▸ **The task**
Would you please write out each entry precisely as given?

Input data Start Marker

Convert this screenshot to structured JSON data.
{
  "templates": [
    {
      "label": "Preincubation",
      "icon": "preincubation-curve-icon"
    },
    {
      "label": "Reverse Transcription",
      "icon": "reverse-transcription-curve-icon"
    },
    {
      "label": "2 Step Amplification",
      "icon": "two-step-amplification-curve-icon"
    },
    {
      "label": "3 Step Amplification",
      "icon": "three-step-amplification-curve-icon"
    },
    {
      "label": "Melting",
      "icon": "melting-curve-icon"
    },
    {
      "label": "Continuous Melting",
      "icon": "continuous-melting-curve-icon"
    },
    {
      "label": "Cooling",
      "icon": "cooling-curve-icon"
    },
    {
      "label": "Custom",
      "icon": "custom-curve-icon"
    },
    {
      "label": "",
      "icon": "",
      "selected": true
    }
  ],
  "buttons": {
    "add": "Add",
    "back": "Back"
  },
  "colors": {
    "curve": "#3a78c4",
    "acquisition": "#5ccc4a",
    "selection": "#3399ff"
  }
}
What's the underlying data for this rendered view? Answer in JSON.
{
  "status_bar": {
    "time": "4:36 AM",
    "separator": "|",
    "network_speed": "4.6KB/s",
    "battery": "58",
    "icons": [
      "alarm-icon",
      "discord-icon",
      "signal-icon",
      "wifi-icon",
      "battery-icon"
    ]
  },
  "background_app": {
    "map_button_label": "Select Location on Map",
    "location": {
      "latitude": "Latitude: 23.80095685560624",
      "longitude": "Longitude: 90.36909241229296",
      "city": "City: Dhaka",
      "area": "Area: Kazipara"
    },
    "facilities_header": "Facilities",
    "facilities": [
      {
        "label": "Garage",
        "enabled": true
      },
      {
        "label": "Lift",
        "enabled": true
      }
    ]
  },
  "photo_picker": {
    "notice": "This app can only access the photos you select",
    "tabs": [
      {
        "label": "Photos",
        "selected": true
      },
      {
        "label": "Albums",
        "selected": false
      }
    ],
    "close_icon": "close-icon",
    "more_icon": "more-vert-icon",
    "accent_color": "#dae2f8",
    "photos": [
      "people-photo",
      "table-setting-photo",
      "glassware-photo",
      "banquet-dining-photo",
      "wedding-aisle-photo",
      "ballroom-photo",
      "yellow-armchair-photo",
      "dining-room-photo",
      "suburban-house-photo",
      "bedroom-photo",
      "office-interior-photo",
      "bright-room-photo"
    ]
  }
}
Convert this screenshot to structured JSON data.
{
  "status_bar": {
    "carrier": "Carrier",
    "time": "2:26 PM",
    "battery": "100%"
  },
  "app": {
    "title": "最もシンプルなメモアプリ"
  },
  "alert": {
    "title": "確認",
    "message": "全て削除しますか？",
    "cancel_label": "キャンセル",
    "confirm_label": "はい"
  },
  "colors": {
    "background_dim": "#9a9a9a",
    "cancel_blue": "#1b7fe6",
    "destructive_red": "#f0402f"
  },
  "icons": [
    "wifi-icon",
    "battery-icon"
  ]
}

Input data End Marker

▸ **Task solution**
Convert this screenshot to structured JSON data.
{
  "templates": [
    {
      "label": "Preincubation",
      "icon": "preincubation-curve-icon"
    },
    {
      "label": "Reverse Transcription",
      "icon": "reverse-transcription-curve-icon"
    },
    {
      "label": "2 Step Amplification",
      "icon": "two-step-amplification-curve-icon"
    },
    {
      "label": "3 Step Amplification",
      "icon": "three-step-amplification-curve-icon"
    },
    {
      "label": "Melting",
      "icon": "melting-curve-icon"
    },
    {
      "label": "Continuous Melting",
      "icon": "continuous-melting-curve-icon"
    },
    {
      "label": "Cooling",
      "icon": "cooling-curve-icon"
    },
    {
      "label": "Custom",
      "icon": "custom-curve-icon"
    },
    {
      "label": "",
      "icon": "",
      "selected": true
    }
  ],
  "buttons": {
    "add": "Add",
    "back": "Back"
  },
  "colors": {
    "curve": "#3a78c4",
    "acquisition": "#5ccc4a",
    "selection": "#3399ff"
  }
}
What's the underlying data for this rendered view? Answer in JSON.
{
  "status_bar": {
    "time": "4:36 AM",
    "separator": "|",
    "network_speed": "4.6KB/s",
    "battery": "58",
    "icons": [
      "alarm-icon",
      "discord-icon",
      "signal-icon",
      "wifi-icon",
      "battery-icon"
    ]
  },
  "background_app": {
    "map_button_label": "Select Location on Map",
    "location": {
      "latitude": "Latitude: 23.80095685560624",
      "longitude": "Longitude: 90.36909241229296",
      "city": "City: Dhaka",
      "area": "Area: Kazipara"
    },
    "facilities_header": "Facilities",
    "facilities": [
      {
        "label": "Garage",
        "enabled": true
      },
      {
        "label": "Lift",
        "enabled": true
      }
    ]
  },
  "photo_picker": {
    "notice": "This app can only access the photos you select",
    "tabs": [
      {
        "label": "Photos",
        "selected": true
      },
      {
        "label": "Albums",
        "selected": false
      }
    ],
    "close_icon": "close-icon",
    "more_icon": "more-vert-icon",
    "accent_color": "#dae2f8",
    "photos": [
      "people-photo",
      "table-setting-photo",
      "glassware-photo",
      "banquet-dining-photo",
      "wedding-aisle-photo",
      "ballroom-photo",
      "yellow-armchair-photo",
      "dining-room-photo",
      "suburban-house-photo",
      "bedroom-photo",
      "office-interior-photo",
      "bright-room-photo"
    ]
  }
}
Convert this screenshot to structured JSON data.
{
  "status_bar": {
    "carrier": "Carrier",
    "time": "2:26 PM",
    "battery": "100%"
  },
  "app": {
    "title": "最もシンプルなメモアプリ"
  },
  "alert": {
    "title": "確認",
    "message": "全て削除しますか？",
    "cancel_label": "キャンセル",
    "confirm_label": "はい"
  },
  "colors": {
    "background_dim": "#9a9a9a",
    "cancel_blue": "#1b7fe6",
    "destructive_red": "#f0402f"
  },
  "icons": [
    "wifi-icon",
    "battery-icon"
  ]
}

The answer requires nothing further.